I'd be dying right now. I can't wait to read the conclusion of the story. Ok there are a few reasons why I am angry. My new adoration for the Fantasy genre is tainted now knowing there is pap like this out there. The story flow and world building was utter shite, hated main character too! Lastly the cover art for both books is great, such a waste: Funny how things work. I was in really weird mood—read that as "horrible"—and it was impacting in my reading. Being in the middle of a mediocre UF series to begin with, wasn't much help at all.
Still, I have to admit to a lot of undeserved nitpicking. In the end, though, it doesn't matter the reason; I got so frustrated with that series that I needed a change and I thought fantasy would do the trick. Finnikin of the Rock was my first choice, but I'm not very good at reading two books at the same Funny how things work. Finnikin of the Rock was my first choice, but I'm not very good at reading two books at the same time—the stories end up all mixed up in my head—and for all that I'm complaining, I didn't want to stop reading that annoying UF series.
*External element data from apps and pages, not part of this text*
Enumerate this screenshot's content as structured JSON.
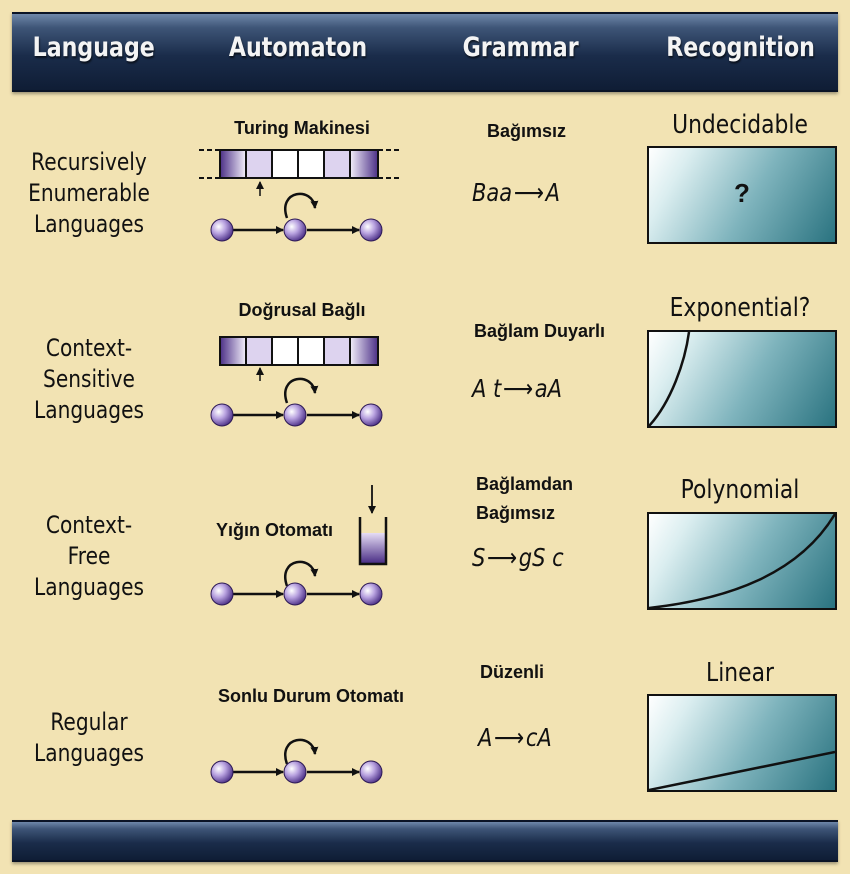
{
  "header": {
    "language": "Language",
    "automaton": "Automaton",
    "grammar": "Grammar",
    "recognition": "Recognition"
  },
  "rows": [
    {
      "language": "Recursively\nEnumerable\nLanguages",
      "automaton": "Turing Makinesi",
      "grammar": "Bağımsız",
      "rule_left": "Baa",
      "rule_right": "A",
      "recognition": "Undecidable",
      "box_text": "?"
    },
    {
      "language": "Context-\nSensitive\nLanguages",
      "automaton": "Doğrusal Bağlı",
      "grammar": "Bağlam Duyarlı",
      "rule_left": "A t",
      "rule_right": "aA",
      "recognition": "Exponential?"
    },
    {
      "language": "Context-\nFree\nLanguages",
      "automaton": "Yığın Otomatı",
      "grammar": "Bağlamdan\nBağımsız",
      "rule_left": "S",
      "rule_right": "gS c",
      "recognition": "Polynomial"
    },
    {
      "language": "Regular\nLanguages",
      "automaton": "Sonlu Durum Otomatı",
      "grammar": "Düzenli",
      "rule_left": "A",
      "rule_right": "cA",
      "recognition": "Linear"
    }
  ],
  "colors": {
    "background": "#f2e3b3",
    "header_bar": "#1a2c4a",
    "state_fill": "#8b6fc0",
    "box_teal": "#2a7380"
  }
}
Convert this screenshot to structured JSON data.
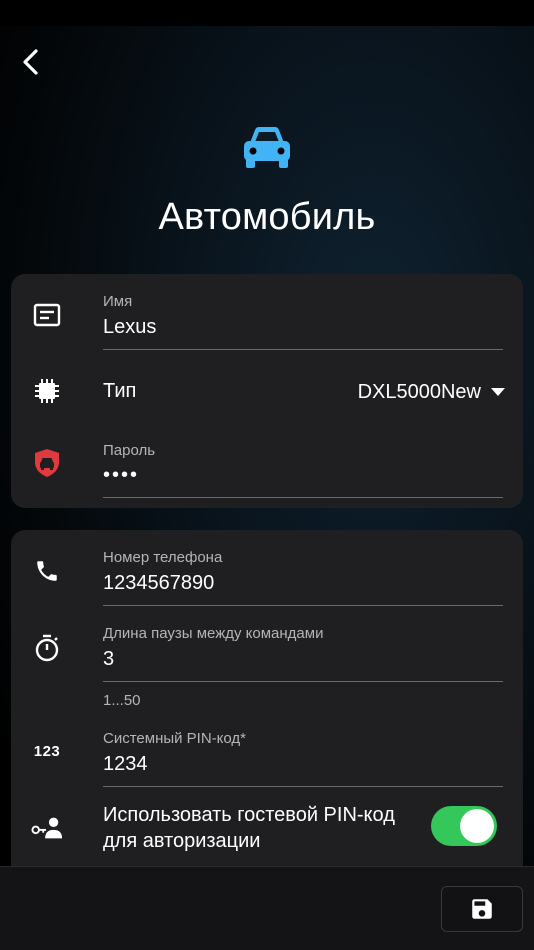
{
  "header": {
    "back_icon": "chevron-left-icon",
    "hero_icon": "car-icon",
    "hero_icon_color": "#42b4f5",
    "title": "Автомобиль"
  },
  "card_main": {
    "name": {
      "icon": "notes-icon",
      "label": "Имя",
      "value": "Lexus"
    },
    "type": {
      "icon": "chip-icon",
      "label": "Тип",
      "value": "DXL5000New",
      "dropdown_icon": "caret-down-icon"
    },
    "password": {
      "icon": "car-shield-icon",
      "icon_color": "#e0393e",
      "label": "Пароль",
      "value": "••••"
    }
  },
  "card_settings": {
    "phone": {
      "icon": "phone-icon",
      "label": "Номер телефона",
      "value": "1234567890"
    },
    "pause": {
      "icon": "timer-icon",
      "label": "Длина паузы между командами",
      "value": "3",
      "helper": "1...50"
    },
    "pin": {
      "icon": "numbers-icon",
      "icon_text": "123",
      "label": "Системный PIN-код*",
      "value": "1234"
    },
    "guest_pin": {
      "icon": "key-person-icon",
      "label": "Использовать гостевой PIN-код для авторизации",
      "enabled": true,
      "toggle_color": "#34c759"
    }
  },
  "footer": {
    "save_icon": "save-icon"
  }
}
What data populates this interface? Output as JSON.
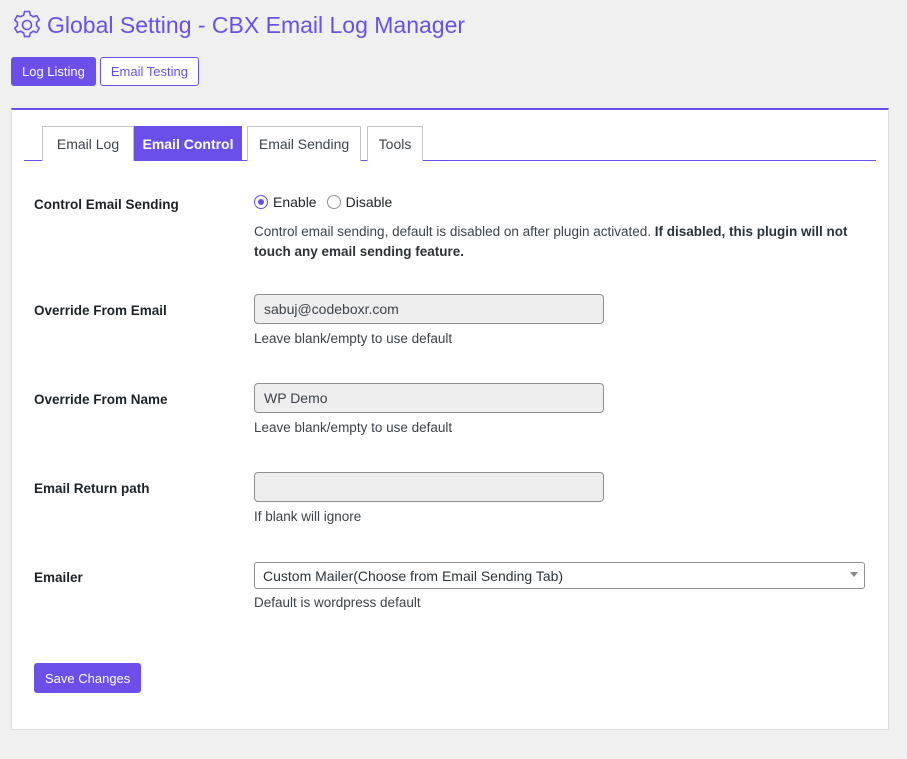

Listening to other books while reading something, though, works—don't ask me why. So, I've had this on audio for ages and was always putting it off because all the one- and two-star reviews it has. Now I'm glad that I finally got to it. However, let's get something out of the way: I agree with most of, if not all, the complaints in the one- and two-star reviews. The flaws are definitely there, but for some reason they didn't bother me.
And still, even if it is a mediocre book, most traditional fantasy readers will agree that one star is a little too harsh. Despite all this, the book never failed to lift my mood even after a short listening session. It had been a while since the last time I found myself daydreaming possible solutions to some character's problems or imagining all the nooks and crannies of a fantasy world.
My only complaint is that it finishes almost mid-sentence in a semi-random place. It's not even a cliffhanger. Still, it wasn't a big deal since I also had the second book with me. If you're in the mood for some fantasy and approach this without unreasonable expectations, chances are you'll have a good time.